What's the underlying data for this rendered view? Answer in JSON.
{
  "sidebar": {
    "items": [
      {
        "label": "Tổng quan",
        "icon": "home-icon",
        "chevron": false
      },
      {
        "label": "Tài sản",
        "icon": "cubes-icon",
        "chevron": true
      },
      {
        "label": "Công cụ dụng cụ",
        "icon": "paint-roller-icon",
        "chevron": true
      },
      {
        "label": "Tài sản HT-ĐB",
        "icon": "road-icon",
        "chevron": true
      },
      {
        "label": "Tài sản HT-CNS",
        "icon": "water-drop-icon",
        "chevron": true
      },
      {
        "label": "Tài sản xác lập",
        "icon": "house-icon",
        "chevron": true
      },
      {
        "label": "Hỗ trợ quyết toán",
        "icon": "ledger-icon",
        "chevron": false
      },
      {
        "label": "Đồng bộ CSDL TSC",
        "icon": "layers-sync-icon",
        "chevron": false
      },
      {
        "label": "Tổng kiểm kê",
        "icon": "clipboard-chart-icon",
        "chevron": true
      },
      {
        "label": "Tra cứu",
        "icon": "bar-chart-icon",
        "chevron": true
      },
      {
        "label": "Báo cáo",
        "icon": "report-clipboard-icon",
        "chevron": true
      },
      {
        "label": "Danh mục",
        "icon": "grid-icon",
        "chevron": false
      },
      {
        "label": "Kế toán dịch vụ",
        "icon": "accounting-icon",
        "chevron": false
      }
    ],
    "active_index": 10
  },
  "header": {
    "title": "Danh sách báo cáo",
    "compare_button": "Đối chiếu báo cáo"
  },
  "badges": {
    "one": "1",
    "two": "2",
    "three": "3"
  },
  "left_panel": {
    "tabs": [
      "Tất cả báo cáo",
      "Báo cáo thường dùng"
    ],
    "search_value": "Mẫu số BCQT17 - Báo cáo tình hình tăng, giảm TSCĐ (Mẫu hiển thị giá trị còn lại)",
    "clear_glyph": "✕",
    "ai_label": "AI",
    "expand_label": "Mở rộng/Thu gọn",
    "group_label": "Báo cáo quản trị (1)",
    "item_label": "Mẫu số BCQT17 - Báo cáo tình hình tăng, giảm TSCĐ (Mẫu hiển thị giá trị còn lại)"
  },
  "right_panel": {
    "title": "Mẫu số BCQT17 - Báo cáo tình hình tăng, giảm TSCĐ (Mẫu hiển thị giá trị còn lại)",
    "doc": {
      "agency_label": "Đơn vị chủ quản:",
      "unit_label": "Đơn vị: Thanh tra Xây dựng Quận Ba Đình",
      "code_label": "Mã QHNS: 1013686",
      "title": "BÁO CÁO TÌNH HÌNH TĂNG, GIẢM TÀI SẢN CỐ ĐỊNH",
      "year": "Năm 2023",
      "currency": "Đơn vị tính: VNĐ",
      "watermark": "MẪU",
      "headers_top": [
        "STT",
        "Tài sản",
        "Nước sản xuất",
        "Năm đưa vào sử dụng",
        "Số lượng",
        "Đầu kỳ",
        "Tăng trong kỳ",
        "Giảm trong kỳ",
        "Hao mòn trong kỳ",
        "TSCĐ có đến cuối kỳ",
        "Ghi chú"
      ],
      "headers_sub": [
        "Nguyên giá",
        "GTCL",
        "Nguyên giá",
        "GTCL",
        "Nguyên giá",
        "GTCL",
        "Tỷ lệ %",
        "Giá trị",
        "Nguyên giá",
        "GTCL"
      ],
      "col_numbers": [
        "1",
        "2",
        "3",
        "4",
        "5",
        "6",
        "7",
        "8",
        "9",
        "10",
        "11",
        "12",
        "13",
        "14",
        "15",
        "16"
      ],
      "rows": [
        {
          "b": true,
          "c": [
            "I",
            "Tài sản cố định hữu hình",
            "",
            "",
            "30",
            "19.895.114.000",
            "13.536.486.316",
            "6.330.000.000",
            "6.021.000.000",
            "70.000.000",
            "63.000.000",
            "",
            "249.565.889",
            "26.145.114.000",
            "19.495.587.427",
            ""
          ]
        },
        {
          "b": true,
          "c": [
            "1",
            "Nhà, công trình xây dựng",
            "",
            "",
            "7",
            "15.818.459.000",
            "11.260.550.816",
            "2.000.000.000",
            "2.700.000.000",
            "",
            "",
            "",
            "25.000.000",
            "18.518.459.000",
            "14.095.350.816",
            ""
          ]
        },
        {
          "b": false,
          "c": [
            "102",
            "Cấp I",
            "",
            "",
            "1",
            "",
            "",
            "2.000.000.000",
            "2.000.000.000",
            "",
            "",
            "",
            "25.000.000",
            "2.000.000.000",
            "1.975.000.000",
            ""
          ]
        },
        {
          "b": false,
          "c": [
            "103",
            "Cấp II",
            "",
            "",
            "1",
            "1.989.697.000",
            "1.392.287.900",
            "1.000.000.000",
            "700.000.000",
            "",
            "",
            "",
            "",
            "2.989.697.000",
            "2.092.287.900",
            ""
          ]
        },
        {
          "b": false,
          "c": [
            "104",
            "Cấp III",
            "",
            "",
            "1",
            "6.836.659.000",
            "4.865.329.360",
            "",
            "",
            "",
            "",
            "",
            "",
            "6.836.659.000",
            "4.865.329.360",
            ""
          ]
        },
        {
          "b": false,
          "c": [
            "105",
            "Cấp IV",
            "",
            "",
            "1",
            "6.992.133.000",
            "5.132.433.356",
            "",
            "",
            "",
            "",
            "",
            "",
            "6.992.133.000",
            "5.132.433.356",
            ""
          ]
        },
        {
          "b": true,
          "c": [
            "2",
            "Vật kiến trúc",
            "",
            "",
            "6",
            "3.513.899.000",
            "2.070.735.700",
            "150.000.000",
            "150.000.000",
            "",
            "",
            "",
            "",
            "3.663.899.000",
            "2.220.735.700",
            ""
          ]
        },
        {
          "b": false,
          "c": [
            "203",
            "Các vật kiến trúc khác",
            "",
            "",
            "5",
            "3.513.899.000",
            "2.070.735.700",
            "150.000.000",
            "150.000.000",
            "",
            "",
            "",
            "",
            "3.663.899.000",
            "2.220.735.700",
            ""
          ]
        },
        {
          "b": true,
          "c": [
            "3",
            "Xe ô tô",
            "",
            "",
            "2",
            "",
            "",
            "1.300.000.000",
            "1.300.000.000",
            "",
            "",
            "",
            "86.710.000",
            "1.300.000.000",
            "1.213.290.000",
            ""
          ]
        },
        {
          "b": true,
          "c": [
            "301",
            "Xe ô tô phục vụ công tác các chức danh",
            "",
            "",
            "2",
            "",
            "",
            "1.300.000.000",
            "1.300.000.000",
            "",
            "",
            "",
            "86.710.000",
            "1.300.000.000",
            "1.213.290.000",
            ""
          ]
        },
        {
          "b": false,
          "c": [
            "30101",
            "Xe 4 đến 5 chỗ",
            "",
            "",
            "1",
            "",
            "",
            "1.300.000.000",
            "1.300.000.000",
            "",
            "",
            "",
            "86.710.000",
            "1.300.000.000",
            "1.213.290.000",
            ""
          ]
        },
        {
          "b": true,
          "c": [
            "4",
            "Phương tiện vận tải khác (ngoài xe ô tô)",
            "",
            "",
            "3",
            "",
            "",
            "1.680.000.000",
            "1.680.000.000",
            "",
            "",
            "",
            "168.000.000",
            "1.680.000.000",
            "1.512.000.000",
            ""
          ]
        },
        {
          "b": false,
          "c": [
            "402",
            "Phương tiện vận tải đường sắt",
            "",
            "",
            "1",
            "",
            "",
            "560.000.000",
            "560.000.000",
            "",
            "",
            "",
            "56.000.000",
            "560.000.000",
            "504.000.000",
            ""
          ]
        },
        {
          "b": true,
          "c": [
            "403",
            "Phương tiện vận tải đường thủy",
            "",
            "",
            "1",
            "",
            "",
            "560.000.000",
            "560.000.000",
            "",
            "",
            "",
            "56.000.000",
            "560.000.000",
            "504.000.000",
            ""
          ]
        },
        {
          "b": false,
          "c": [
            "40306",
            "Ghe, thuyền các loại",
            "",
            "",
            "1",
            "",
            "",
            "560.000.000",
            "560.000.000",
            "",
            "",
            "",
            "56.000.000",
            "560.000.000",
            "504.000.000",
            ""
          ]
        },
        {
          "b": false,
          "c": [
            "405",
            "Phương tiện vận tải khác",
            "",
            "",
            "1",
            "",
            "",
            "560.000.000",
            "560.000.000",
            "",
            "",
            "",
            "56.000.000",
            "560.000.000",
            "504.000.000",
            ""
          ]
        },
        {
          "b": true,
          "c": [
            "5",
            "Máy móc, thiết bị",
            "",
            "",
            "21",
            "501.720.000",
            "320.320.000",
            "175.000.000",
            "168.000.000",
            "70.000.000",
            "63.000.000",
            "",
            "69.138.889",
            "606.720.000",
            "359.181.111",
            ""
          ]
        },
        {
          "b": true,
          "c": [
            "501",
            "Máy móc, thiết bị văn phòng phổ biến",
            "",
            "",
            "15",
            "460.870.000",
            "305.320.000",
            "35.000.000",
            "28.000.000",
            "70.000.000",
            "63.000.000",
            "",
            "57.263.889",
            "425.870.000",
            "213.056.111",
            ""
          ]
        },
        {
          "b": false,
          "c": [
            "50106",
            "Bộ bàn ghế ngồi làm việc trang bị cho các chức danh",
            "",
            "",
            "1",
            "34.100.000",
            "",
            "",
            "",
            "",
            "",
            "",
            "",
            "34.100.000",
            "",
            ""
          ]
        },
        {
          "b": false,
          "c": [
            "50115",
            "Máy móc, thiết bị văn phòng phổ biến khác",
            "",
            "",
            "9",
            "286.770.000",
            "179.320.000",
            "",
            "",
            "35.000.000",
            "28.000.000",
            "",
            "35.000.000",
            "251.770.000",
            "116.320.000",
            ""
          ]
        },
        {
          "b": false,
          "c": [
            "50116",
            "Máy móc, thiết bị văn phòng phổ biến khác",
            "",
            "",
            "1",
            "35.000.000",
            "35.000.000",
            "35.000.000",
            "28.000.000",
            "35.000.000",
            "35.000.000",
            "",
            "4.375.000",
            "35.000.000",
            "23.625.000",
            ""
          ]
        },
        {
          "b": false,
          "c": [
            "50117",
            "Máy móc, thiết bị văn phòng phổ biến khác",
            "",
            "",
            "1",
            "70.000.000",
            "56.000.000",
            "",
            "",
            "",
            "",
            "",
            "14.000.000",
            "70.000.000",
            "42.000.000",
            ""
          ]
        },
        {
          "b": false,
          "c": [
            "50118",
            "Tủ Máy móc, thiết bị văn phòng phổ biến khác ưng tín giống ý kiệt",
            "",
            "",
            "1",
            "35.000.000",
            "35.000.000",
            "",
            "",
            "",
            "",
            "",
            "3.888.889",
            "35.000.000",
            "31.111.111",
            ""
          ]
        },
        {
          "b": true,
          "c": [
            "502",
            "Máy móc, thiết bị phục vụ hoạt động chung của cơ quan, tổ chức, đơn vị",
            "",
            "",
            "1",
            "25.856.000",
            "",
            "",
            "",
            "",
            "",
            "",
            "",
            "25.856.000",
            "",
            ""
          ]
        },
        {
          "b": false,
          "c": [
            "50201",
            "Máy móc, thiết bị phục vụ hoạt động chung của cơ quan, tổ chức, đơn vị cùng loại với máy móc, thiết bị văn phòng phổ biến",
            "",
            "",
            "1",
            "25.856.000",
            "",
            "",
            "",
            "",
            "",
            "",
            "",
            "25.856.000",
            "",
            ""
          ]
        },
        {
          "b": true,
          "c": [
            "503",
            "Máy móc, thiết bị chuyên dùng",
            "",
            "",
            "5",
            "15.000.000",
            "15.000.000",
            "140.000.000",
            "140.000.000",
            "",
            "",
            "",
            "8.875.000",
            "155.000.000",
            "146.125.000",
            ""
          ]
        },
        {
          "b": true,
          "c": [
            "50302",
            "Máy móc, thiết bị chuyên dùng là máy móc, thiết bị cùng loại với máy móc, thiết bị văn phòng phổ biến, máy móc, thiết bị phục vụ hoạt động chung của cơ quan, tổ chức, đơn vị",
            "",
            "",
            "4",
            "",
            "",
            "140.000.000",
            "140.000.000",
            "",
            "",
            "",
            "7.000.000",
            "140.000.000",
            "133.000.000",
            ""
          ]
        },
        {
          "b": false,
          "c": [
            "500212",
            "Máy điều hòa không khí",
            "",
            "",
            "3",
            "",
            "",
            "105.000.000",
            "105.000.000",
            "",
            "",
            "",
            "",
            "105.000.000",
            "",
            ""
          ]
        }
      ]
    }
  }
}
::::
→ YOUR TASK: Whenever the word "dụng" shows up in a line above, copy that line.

→ RESULT OF THE EXERCISE:
        "label": "Công cụ dụng cụ",
        "Năm đưa vào sử dụng",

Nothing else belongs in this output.